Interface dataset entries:
--*--

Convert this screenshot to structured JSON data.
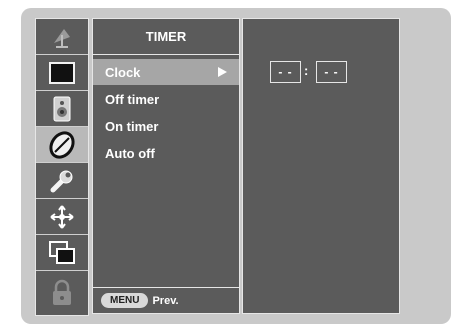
{
  "menu": {
    "title": "TIMER",
    "items": [
      {
        "label": "Clock",
        "selected": true
      },
      {
        "label": "Off timer",
        "selected": false
      },
      {
        "label": "On timer",
        "selected": false
      },
      {
        "label": "Auto off",
        "selected": false
      }
    ],
    "footer": {
      "key": "MENU",
      "action": "Prev."
    }
  },
  "clock": {
    "hours": "- -",
    "separator": ":",
    "minutes": "- -"
  },
  "icons": [
    {
      "name": "antenna-icon",
      "active": false
    },
    {
      "name": "picture-icon",
      "active": false
    },
    {
      "name": "speaker-icon",
      "active": false
    },
    {
      "name": "timer-icon",
      "active": true
    },
    {
      "name": "wrench-icon",
      "active": false
    },
    {
      "name": "special-settings-icon",
      "active": false
    },
    {
      "name": "screen-icon",
      "active": false
    },
    {
      "name": "lock-icon",
      "active": false
    }
  ],
  "colors": {
    "panel": "#5b5b5b",
    "frame": "#c9c9c9",
    "highlight": "#a6a6a6",
    "text": "#ffffff"
  }
}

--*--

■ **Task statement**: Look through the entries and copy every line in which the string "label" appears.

■ **Reply**:
        "label": "Clock",
        "label": "Off timer",
        "label": "On timer",
        "label": "Auto off",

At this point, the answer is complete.